Carl Edward Roland climbed atop a 25-story construction crane in Atlanta while wanted in connection with a Pinellas County murder. He stayed on the crane and on national news for days.
But for Jennifer L. Gonzalez's family, the pain has been much more private and much longer-lasting than Roland's bizarre days in the spotlight in 2005.
Her mother, Cindy LeVan, said the pain of losing her 36-year-old daughter is "indescribable. You just sit back and hope nobody else will ever have to go through this."
Gonzalez was a friendly, artistic, fun-loving person, she said, and "her children meant the world to her. She was full of life and it was taken far too soon."

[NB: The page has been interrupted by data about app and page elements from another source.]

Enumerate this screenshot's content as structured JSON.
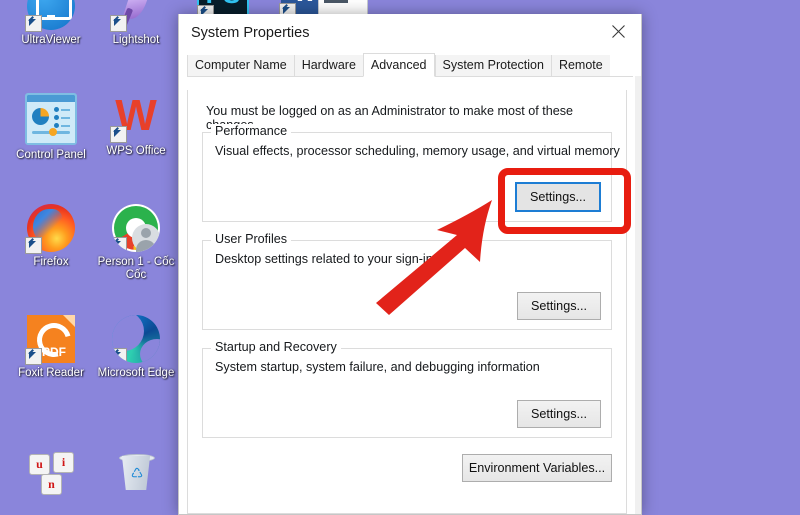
{
  "desktop": {
    "background_color": "#8a85db",
    "icons": [
      {
        "label": "UltraViewer",
        "icon": "ultraviewer-icon",
        "shortcut": true
      },
      {
        "label": "Lightshot",
        "icon": "lightshot-icon",
        "shortcut": true
      },
      {
        "label": "Control Panel",
        "icon": "control-panel-icon",
        "shortcut": false
      },
      {
        "label": "WPS Office",
        "icon": "wps-office-icon",
        "shortcut": true
      },
      {
        "label": "Firefox",
        "icon": "firefox-icon",
        "shortcut": true
      },
      {
        "label": "Person 1 - Cốc Cốc",
        "icon": "coccoc-browser-icon",
        "shortcut": true
      },
      {
        "label": "Foxit Reader",
        "icon": "foxit-reader-icon",
        "shortcut": true
      },
      {
        "label": "Microsoft Edge",
        "icon": "microsoft-edge-icon",
        "shortcut": true
      },
      {
        "label": "",
        "icon": "unikey-icon",
        "shortcut": false
      },
      {
        "label": "",
        "icon": "recycle-bin-icon",
        "shortcut": false
      }
    ],
    "partial_icons": [
      {
        "icon": "photoshop-icon",
        "glyph": "PS"
      },
      {
        "icon": "word-icon",
        "glyph": "W"
      },
      {
        "icon": "document-icon",
        "glyph": ""
      },
      {
        "icon": "word-edge-icon",
        "glyph": "W"
      }
    ]
  },
  "dialog": {
    "title": "System Properties",
    "close_label": "close-icon",
    "tabs": [
      {
        "label": "Computer Name",
        "active": false
      },
      {
        "label": "Hardware",
        "active": false
      },
      {
        "label": "Advanced",
        "active": true
      },
      {
        "label": "System Protection",
        "active": false
      },
      {
        "label": "Remote",
        "active": false
      }
    ],
    "notice": "You must be logged on as an Administrator to make most of these changes.",
    "groups": [
      {
        "legend": "Performance",
        "description": "Visual effects, processor scheduling, memory usage, and virtual memory",
        "button_label": "Settings...",
        "focused": true
      },
      {
        "legend": "User Profiles",
        "description": "Desktop settings related to your sign-in",
        "button_label": "Settings...",
        "focused": false
      },
      {
        "legend": "Startup and Recovery",
        "description": "System startup, system failure, and debugging information",
        "button_label": "Settings...",
        "focused": false
      }
    ],
    "environment_button_label": "Environment Variables..."
  },
  "annotation": {
    "highlight_color": "#e81d10",
    "arrow_color": "#e2231a",
    "target": "Settings..."
  }
}
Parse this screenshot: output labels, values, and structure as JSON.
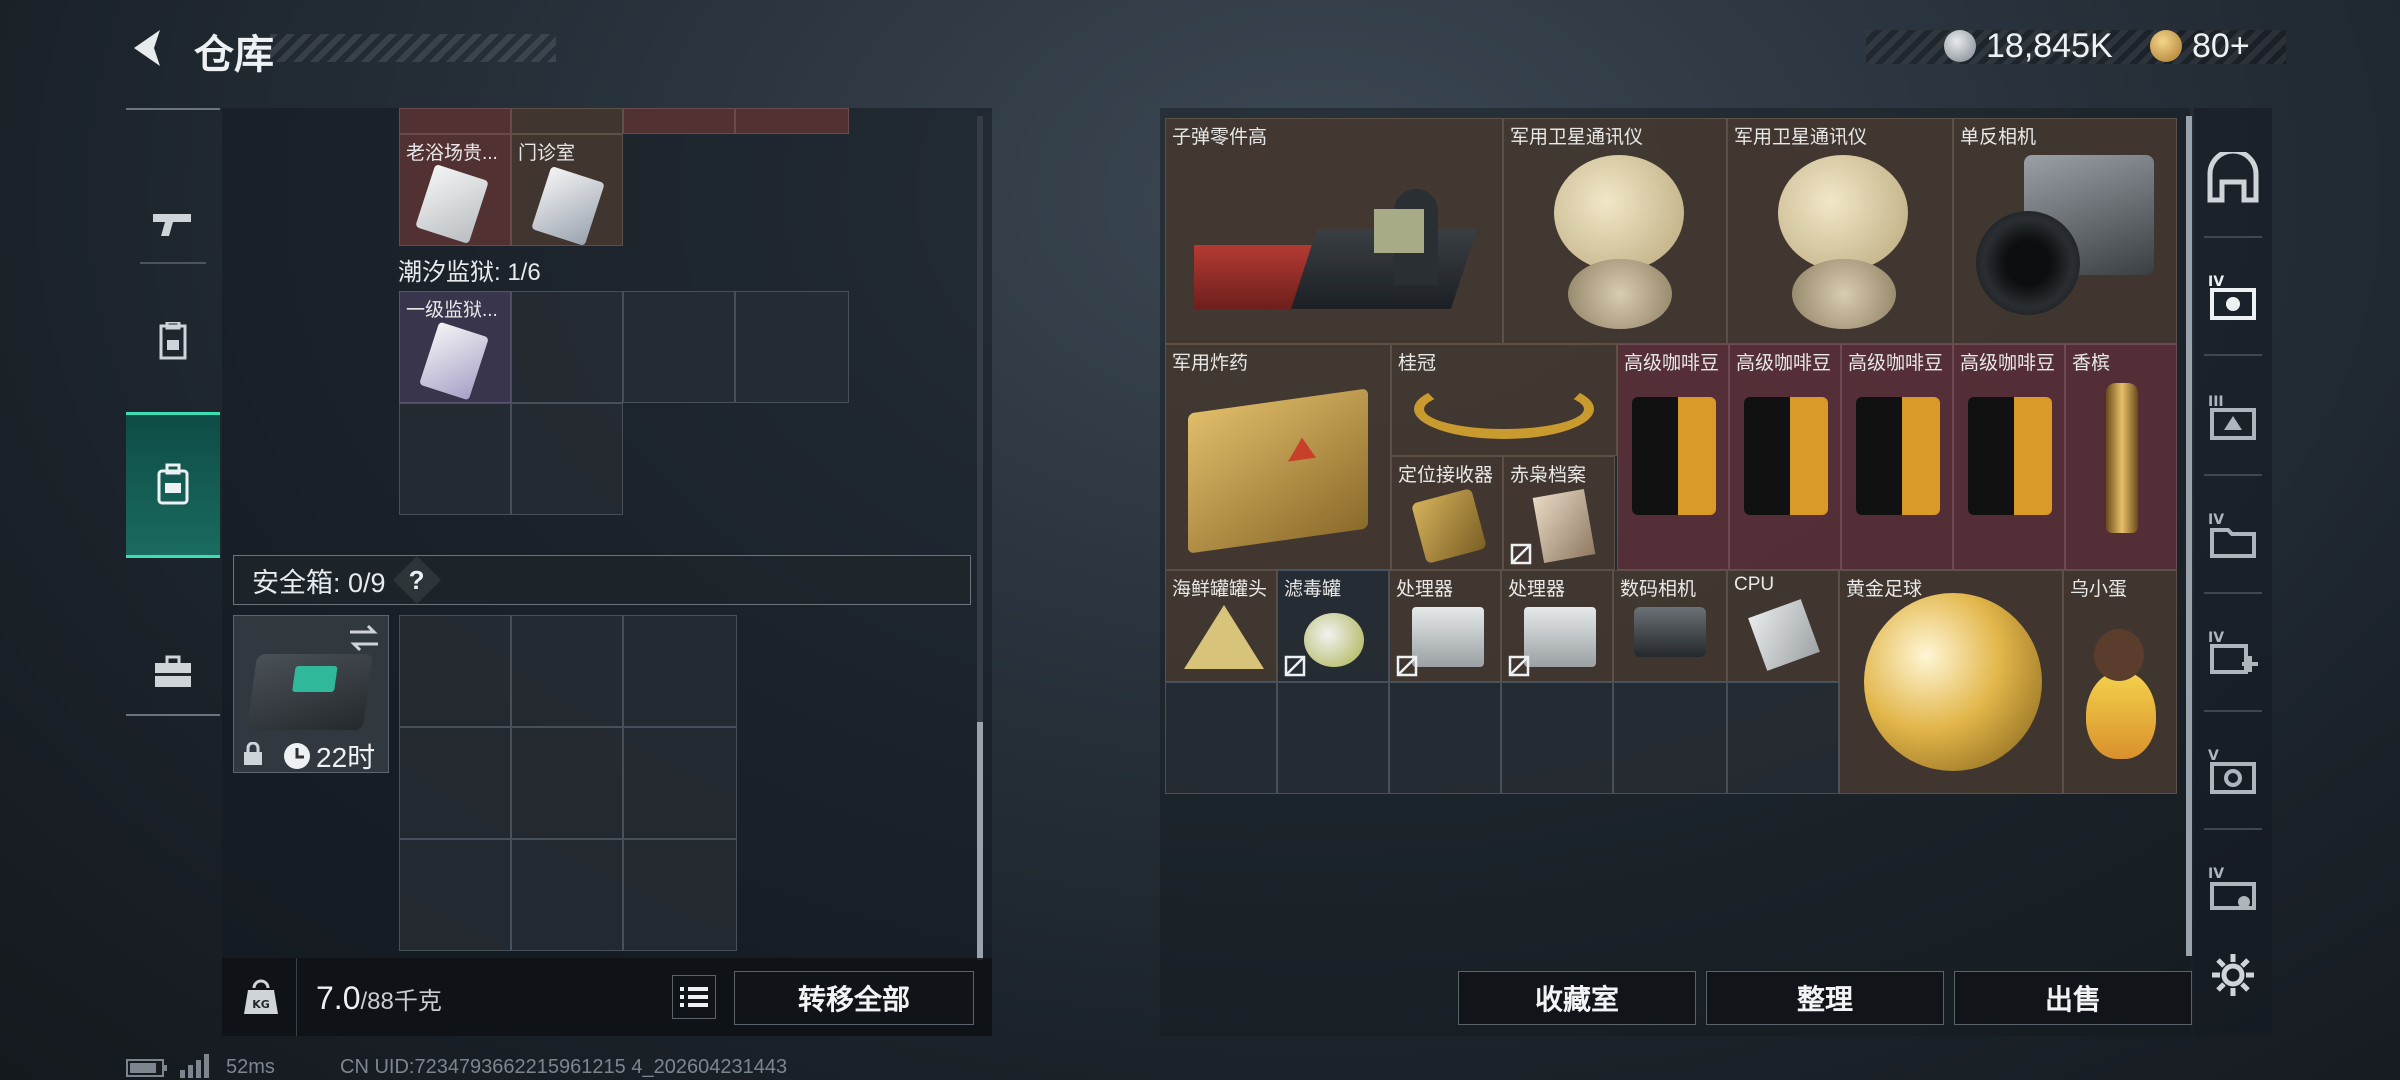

Roland's goes on trial this week on a first-degree murder charge, four years after Gonzalez's death. LeVan and other family members plan to attend.
Gonzalez, who grew up in Pinellas Park, was a mother of two girls, ages 4 and 14 at the time of her death. She taught preschool and worked at Target.
She and Roland dated on and off for four years. He was 41 then, working as a computer software salesman.
On the Sunday before her death, Roland told a couple he knew that Gonzalez had been cheating on him. He asked if they knew how he could get a gun so he could kill her, according to court records.
On the following Tuesday, sheriff's investigators say Roland went to Gonzalez' Oldsmar apartment and strangled her. Her body was found in a nearby retention pond.
Roland's trial was stalled in 2006 when a judge declared him mentally incompetent, and unable to stand trial. He was transferred to a state mental health facility.
In cases like this, defendants who make progress in treatment and can understand the nature of the charges against them can later be declared mentally competent. Roland is now considered mentally fit for trial.
But for Gonzalez' family, the delay prolonged the pain.
"We cannot help but wonder what state of mind Jennifer was in as she was fighting for her life," family members wrote in a letter to Pinellas-Pasco Circuit Judge Timothy Peters.
"We know what state of mind our entire family has been in since losing Jennifer. Until the matter now facing the court is moved forward and justice is served, the anxiety and depression that our family has felt every day, will continue to be felt every day."
Jury selection is scheduled to begin this morning.